= DATA FOR THE TASK =
────────

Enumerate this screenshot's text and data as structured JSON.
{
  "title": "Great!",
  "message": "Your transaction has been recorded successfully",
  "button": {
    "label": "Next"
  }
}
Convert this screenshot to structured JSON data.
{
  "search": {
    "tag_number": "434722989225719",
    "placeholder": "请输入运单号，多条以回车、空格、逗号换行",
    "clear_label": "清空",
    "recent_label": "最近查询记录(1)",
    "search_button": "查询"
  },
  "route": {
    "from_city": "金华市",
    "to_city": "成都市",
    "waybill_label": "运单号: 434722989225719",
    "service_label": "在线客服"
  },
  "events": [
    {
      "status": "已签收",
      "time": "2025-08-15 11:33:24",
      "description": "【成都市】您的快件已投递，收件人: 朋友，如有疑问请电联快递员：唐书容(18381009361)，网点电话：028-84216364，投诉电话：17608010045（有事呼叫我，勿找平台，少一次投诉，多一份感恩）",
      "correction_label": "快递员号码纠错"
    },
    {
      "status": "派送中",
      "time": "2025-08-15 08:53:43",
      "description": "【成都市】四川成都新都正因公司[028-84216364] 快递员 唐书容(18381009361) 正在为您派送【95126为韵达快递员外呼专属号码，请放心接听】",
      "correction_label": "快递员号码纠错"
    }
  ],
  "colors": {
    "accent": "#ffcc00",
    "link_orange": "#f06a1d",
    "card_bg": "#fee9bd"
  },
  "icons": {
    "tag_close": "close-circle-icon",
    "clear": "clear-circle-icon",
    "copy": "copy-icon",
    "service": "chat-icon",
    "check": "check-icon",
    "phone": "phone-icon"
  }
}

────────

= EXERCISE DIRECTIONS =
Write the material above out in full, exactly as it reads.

= WRITTEN REPLY =
Enumerate this screenshot's text and data as structured JSON.
{
  "title": "Great!",
  "message": "Your transaction has been recorded successfully",
  "button": {
    "label": "Next"
  }
}
Convert this screenshot to structured JSON data.
{
  "search": {
    "tag_number": "434722989225719",
    "placeholder": "请输入运单号，多条以回车、空格、逗号换行",
    "clear_label": "清空",
    "recent_label": "最近查询记录(1)",
    "search_button": "查询"
  },
  "route": {
    "from_city": "金华市",
    "to_city": "成都市",
    "waybill_label": "运单号: 434722989225719",
    "service_label": "在线客服"
  },
  "events": [
    {
      "status": "已签收",
      "time": "2025-08-15 11:33:24",
      "description": "【成都市】您的快件已投递，收件人: 朋友，如有疑问请电联快递员：唐书容(18381009361)，网点电话：028-84216364，投诉电话：17608010045（有事呼叫我，勿找平台，少一次投诉，多一份感恩）",
      "correction_label": "快递员号码纠错"
    },
    {
      "status": "派送中",
      "time": "2025-08-15 08:53:43",
      "description": "【成都市】四川成都新都正因公司[028-84216364] 快递员 唐书容(18381009361) 正在为您派送【95126为韵达快递员外呼专属号码，请放心接听】",
      "correction_label": "快递员号码纠错"
    }
  ],
  "colors": {
    "accent": "#ffcc00",
    "link_orange": "#f06a1d",
    "card_bg": "#fee9bd"
  },
  "icons": {
    "tag_close": "close-circle-icon",
    "clear": "clear-circle-icon",
    "copy": "copy-icon",
    "service": "chat-icon",
    "check": "check-icon",
    "phone": "phone-icon"
  }
}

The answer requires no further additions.